**What to work on:**
Scan the listing for the word "handle" and give the number of lines where it appears, with no other text.

**Exercise inputs:**

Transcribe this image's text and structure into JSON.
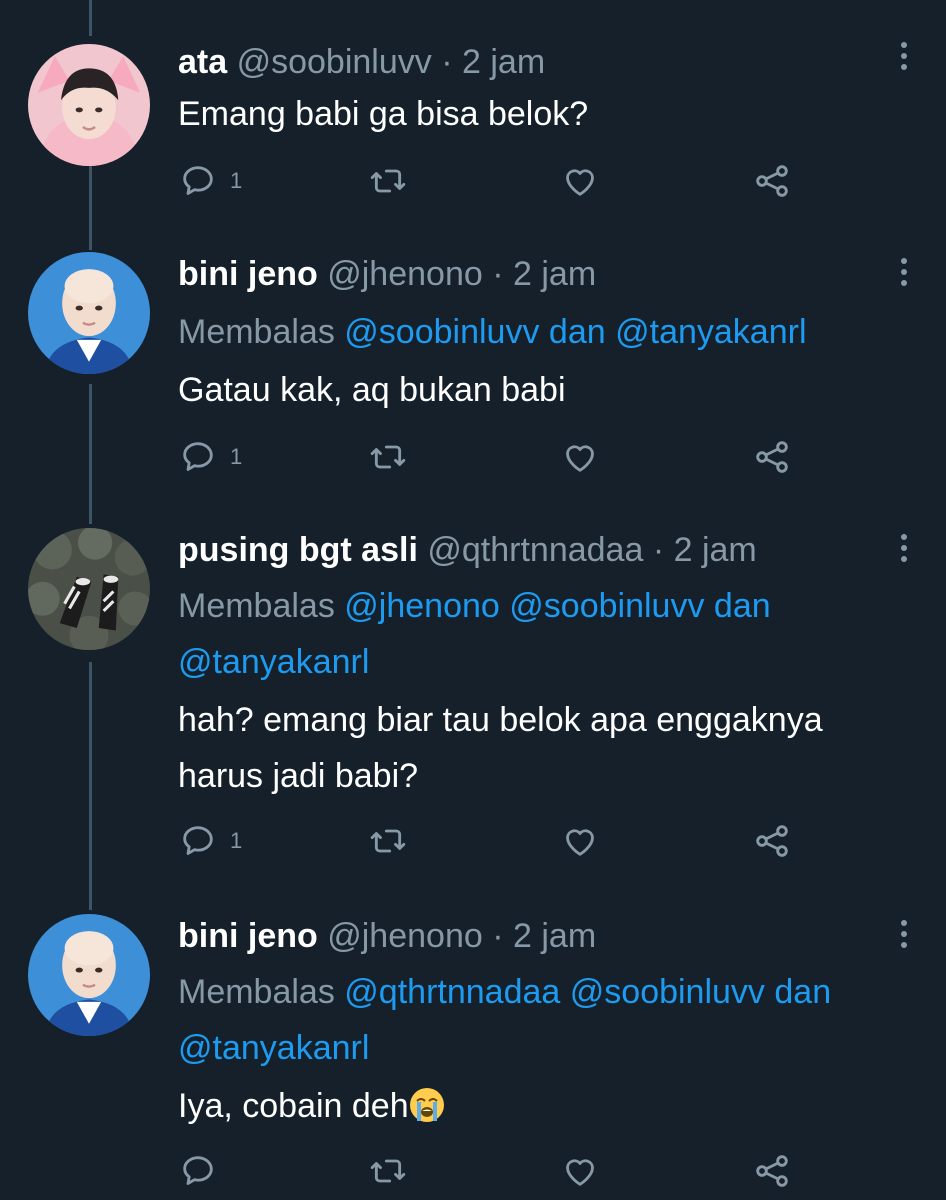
{
  "tweets": [
    {
      "display_name": "ata",
      "handle": "@soobinluvv",
      "separator": "·",
      "time": "2 jam",
      "replying_prefix": "",
      "mentions": [],
      "replying_joiner": "",
      "body_lines": [
        "Emang babi ga bisa belok?"
      ],
      "reply_count": "1",
      "avatar": "avatar-pink-hoodie"
    },
    {
      "display_name": "bini jeno",
      "handle": "@jhenono",
      "separator": "·",
      "time": "2 jam",
      "replying_prefix": "Membalas",
      "mentions": [
        "@soobinluvv",
        "@tanyakanrl"
      ],
      "replying_joiner": "dan",
      "body_lines": [
        "Gatau kak, aq bukan babi"
      ],
      "reply_count": "1",
      "avatar": "avatar-bald-person"
    },
    {
      "display_name": "pusing bgt asli",
      "handle": "@qthrtnnadaa",
      "separator": "·",
      "time": "2 jam",
      "replying_prefix": "Membalas",
      "mentions": [
        "@jhenono",
        "@soobinluvv",
        "@tanyakanrl"
      ],
      "replying_joiner": "dan",
      "body_lines": [
        "hah? emang biar tau belok apa enggaknya",
        "harus jadi babi?"
      ],
      "reply_count": "1",
      "avatar": "avatar-sneakers"
    },
    {
      "display_name": "bini jeno",
      "handle": "@jhenono",
      "separator": "·",
      "time": "2 jam",
      "replying_prefix": "Membalas",
      "mentions": [
        "@qthrtnnadaa",
        "@soobinluvv",
        "@tanyakanrl"
      ],
      "replying_joiner": "dan",
      "body_lines": [
        "Iya, cobain deh"
      ],
      "body_emoji": "loudly-crying-face-emoji",
      "reply_count": "",
      "avatar": "avatar-bald-person"
    }
  ],
  "icons": {
    "reply": "reply-icon",
    "retweet": "retweet-icon",
    "like": "like-icon",
    "share": "share-icon",
    "more": "more-vertical-icon"
  },
  "colors": {
    "background": "#15202b",
    "text": "#ffffff",
    "muted": "#8899a6",
    "link": "#1d9bf0",
    "thread_line": "#3d5466"
  }
}
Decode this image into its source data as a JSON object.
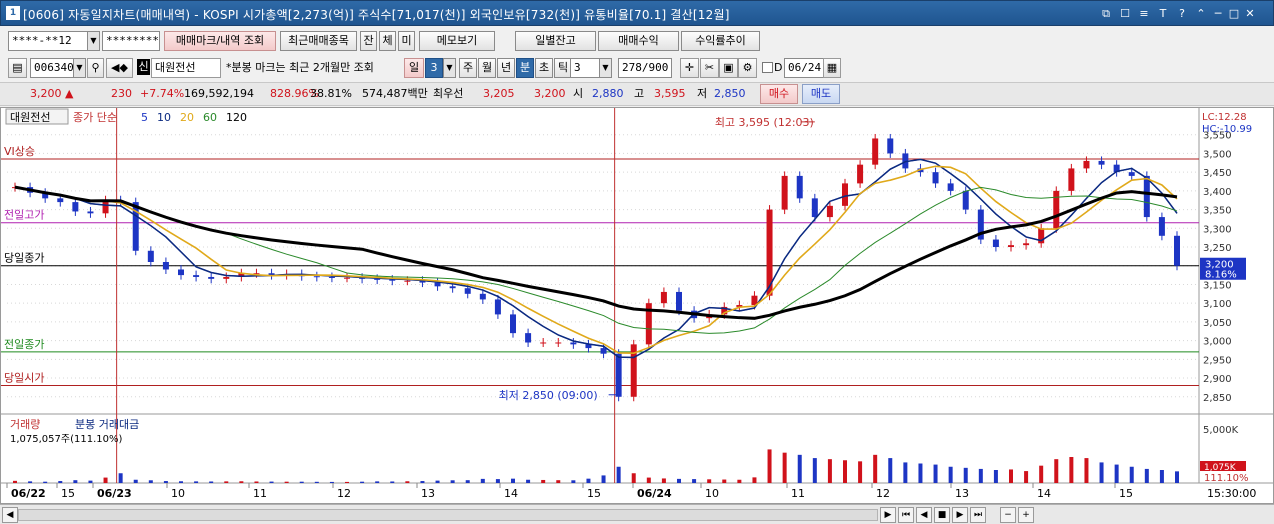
{
  "window": {
    "title": "[0606] 자동일지차트(매매내역) - KOSPI 시가총액[2,273(억)] 주식수[71,017(천)] 외국인보유[732(천)] 유통비율[70.1] 결산[12월]",
    "app_icon": "1",
    "buttons": [
      "restore-icon",
      "tile-icon",
      "menu-icon",
      "font-icon",
      "help-icon",
      "pin-icon",
      "minimize-icon",
      "maximize-icon",
      "close-icon"
    ],
    "button_glyphs": [
      "⧉",
      "☐",
      "≡",
      "T",
      "?",
      "⌃",
      "─",
      "□",
      "✕"
    ]
  },
  "toolbar1": {
    "account": "****-**12",
    "password": "*********",
    "btn_trade_mark": "매매마크/내역 조회",
    "btn_recent": "최근매매종목",
    "btn_jan": "잔",
    "btn_che": "체",
    "btn_mi": "미",
    "btn_memo": "메모보기",
    "btn_daily_balance": "일별잔고",
    "btn_trade_profit": "매매수익",
    "btn_return_trend": "수익률추이"
  },
  "toolbar2": {
    "code": "006340",
    "stock_badge": "신",
    "stock_name": "대원전선",
    "notice": "*분봉 마크는 최근 2개월만 조회",
    "period_label": "일",
    "period_value": "3",
    "tabs": [
      "주",
      "월",
      "년",
      "분",
      "초",
      "틱"
    ],
    "active_tab": "분",
    "interval": "3",
    "count": "278/900",
    "date_check_label": "D",
    "date": "06/24"
  },
  "quote": {
    "price": "3,200",
    "arrow": "▲",
    "change": "230",
    "change_pct": "+7.74%",
    "volume": "169,592,194",
    "vol_ratio": "828.96%",
    "turnover": "38.81%",
    "amount": "574,487백만",
    "best_ask_label": "최우선",
    "best_ask": "3,205",
    "best_bid": "3,200",
    "open_label": "시",
    "open": "2,880",
    "high_label": "고",
    "high": "3,595",
    "low_label": "저",
    "low": "2,850",
    "buy_btn": "매수",
    "sell_btn": "매도"
  },
  "chart_header": {
    "stock": "대원전선",
    "ma_label": "종가 단순",
    "ma_periods": [
      "5",
      "10",
      "20",
      "60",
      "120"
    ],
    "lc": "LC:12.28",
    "hc": "HC:-10.99",
    "vol_label1": "거래량",
    "vol_label2": "분봉 거래대금",
    "vol_value": "1,075,057주(111.10%)"
  },
  "colors": {
    "up": "#d0121b",
    "down": "#1d35c4",
    "ma5": "#1d35c4",
    "ma10": "#0b2a80",
    "ma20": "#e0a91a",
    "ma60": "#2b8a2b",
    "ma120": "#000000"
  },
  "chart_data": {
    "type": "candlestick",
    "ylim": [
      2820,
      3600
    ],
    "y_ticks": [
      2850,
      2900,
      2950,
      3000,
      3050,
      3100,
      3150,
      3200,
      3250,
      3300,
      3350,
      3400,
      3450,
      3500,
      3550
    ],
    "y_tick_labels": [
      "2,850",
      "2,900",
      "2,950",
      "3,000",
      "3,050",
      "3,100",
      "3,150",
      "3,200",
      "3,250",
      "3,300",
      "3,350",
      "3,400",
      "3,450",
      "3,500",
      "3,550"
    ],
    "current_price_label": "3,200",
    "current_pct_label": "8.16%",
    "ref_lines": [
      {
        "label": "VI상승",
        "value": 3485,
        "color": "#b02020"
      },
      {
        "label": "전일고가",
        "value": 3315,
        "color": "#b020b0"
      },
      {
        "label": "당일종가",
        "value": 3200,
        "color": "#000000"
      },
      {
        "label": "전일종가",
        "value": 2970,
        "color": "#1f8a1f"
      },
      {
        "label": "당일시가",
        "value": 2880,
        "color": "#b02020"
      }
    ],
    "annotations": [
      {
        "text": "최고 3,595 (12:03)",
        "value": 3595
      },
      {
        "text": "최저 2,850 (09:00)",
        "value": 2850
      }
    ],
    "x_labels": [
      "06/22",
      "15",
      "06/23",
      "10",
      "11",
      "12",
      "13",
      "14",
      "15",
      "06/24",
      "10",
      "11",
      "12",
      "13",
      "14",
      "15"
    ],
    "bold_x_labels": [
      "06/22",
      "06/23",
      "06/24"
    ],
    "close_path": [
      3410,
      3395,
      3380,
      3370,
      3345,
      3340,
      3375,
      3370,
      3240,
      3210,
      3190,
      3175,
      3170,
      3165,
      3170,
      3180,
      3180,
      3175,
      3178,
      3172,
      3170,
      3168,
      3168,
      3165,
      3163,
      3160,
      3160,
      3155,
      3145,
      3140,
      3125,
      3110,
      3070,
      3020,
      2995,
      2995,
      2995,
      2990,
      2980,
      2965,
      2850,
      2990,
      3100,
      3130,
      3080,
      3060,
      3070,
      3090,
      3095,
      3120,
      3350,
      3440,
      3380,
      3330,
      3360,
      3420,
      3470,
      3540,
      3500,
      3460,
      3450,
      3420,
      3400,
      3350,
      3270,
      3250,
      3255,
      3260,
      3300,
      3400,
      3460,
      3480,
      3470,
      3450,
      3440,
      3330,
      3280,
      3200
    ],
    "volume_ylim": [
      0,
      6000
    ],
    "volume_tick_label": "5,000K",
    "volume_current_label": "1,075K",
    "volume_pct_label": "111.10%",
    "volumes": [
      200,
      150,
      120,
      180,
      260,
      220,
      500,
      900,
      300,
      250,
      180,
      160,
      150,
      140,
      150,
      160,
      140,
      130,
      120,
      120,
      110,
      100,
      100,
      120,
      150,
      140,
      160,
      180,
      220,
      250,
      260,
      380,
      360,
      400,
      300,
      280,
      260,
      250,
      400,
      700,
      1500,
      900,
      500,
      420,
      380,
      360,
      340,
      320,
      300,
      520,
      3100,
      2800,
      2600,
      2300,
      2200,
      2100,
      2000,
      2600,
      2300,
      1900,
      1800,
      1700,
      1500,
      1400,
      1300,
      1200,
      1250,
      1100,
      1600,
      2200,
      2400,
      2300,
      1900,
      1700,
      1500,
      1300,
      1200,
      1075
    ],
    "time_label": "15:30:00"
  },
  "footer": {
    "nav_glyphs": [
      "◀",
      "▶",
      "⏮",
      "◀",
      "■",
      "▶",
      "⏭",
      "−",
      "+"
    ],
    "nav_names": [
      "scroll-left-icon",
      "scroll-right-icon",
      "first-icon",
      "prev-icon",
      "stop-icon",
      "play-icon",
      "last-icon",
      "zoom-out-icon",
      "zoom-in-icon"
    ]
  }
}
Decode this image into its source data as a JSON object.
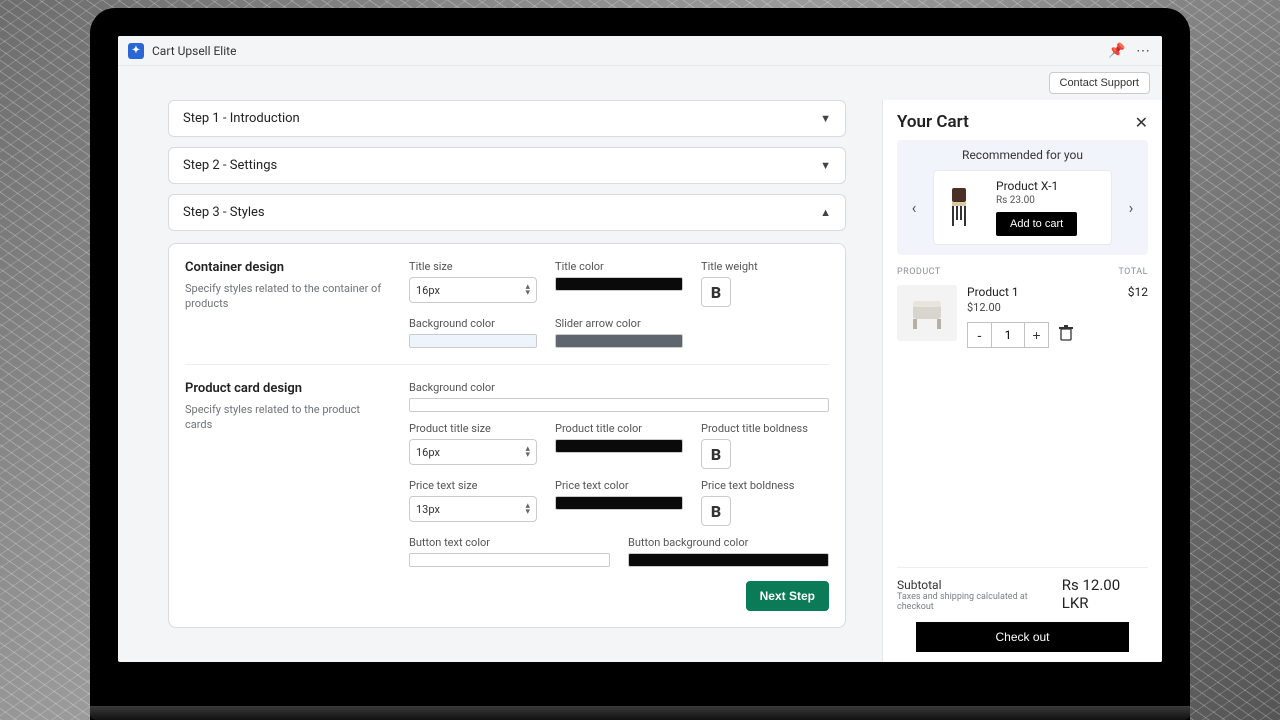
{
  "app": {
    "title": "Cart Upsell Elite"
  },
  "toolbar": {
    "contact_label": "Contact Support"
  },
  "steps": {
    "s1": "Step 1 - Introduction",
    "s2": "Step 2 - Settings",
    "s3": "Step 3 - Styles"
  },
  "container_design": {
    "heading": "Container design",
    "desc": "Specify styles related to the container of products",
    "title_size_label": "Title size",
    "title_size_value": "16px",
    "title_color_label": "Title color",
    "title_color_value": "#0a0a0a",
    "title_weight_label": "Title weight",
    "bg_label": "Background color",
    "bg_value": "#eef4fb",
    "slider_label": "Slider arrow color",
    "slider_value": "#5f666d"
  },
  "product_card": {
    "heading": "Product card design",
    "desc": "Specify styles related to the product cards",
    "bg_label": "Background color",
    "bg_value": "#ffffff",
    "ptitle_size_label": "Product title size",
    "ptitle_size_value": "16px",
    "ptitle_color_label": "Product title color",
    "ptitle_color_value": "#0a0a0a",
    "ptitle_bold_label": "Product title boldness",
    "price_size_label": "Price text size",
    "price_size_value": "13px",
    "price_color_label": "Price text color",
    "price_color_value": "#0a0a0a",
    "price_bold_label": "Price text boldness",
    "btn_text_color_label": "Button text color",
    "btn_text_color_value": "#ffffff",
    "btn_bg_label": "Button background color",
    "btn_bg_value": "#0a0a0a"
  },
  "next_label": "Next Step",
  "cart": {
    "title": "Your Cart",
    "reco_title": "Recommended for you",
    "reco_product": "Product X-1",
    "reco_price": "Rs 23.00",
    "atc_label": "Add to cart",
    "col_product": "PRODUCT",
    "col_total": "TOTAL",
    "item_name": "Product 1",
    "item_price": "$12.00",
    "item_total": "$12",
    "item_qty": "1",
    "subtotal_label": "Subtotal",
    "subtotal_note": "Taxes and shipping calculated at checkout",
    "subtotal_value": "Rs 12.00 LKR",
    "checkout_label": "Check out"
  }
}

**Response to the task:**
4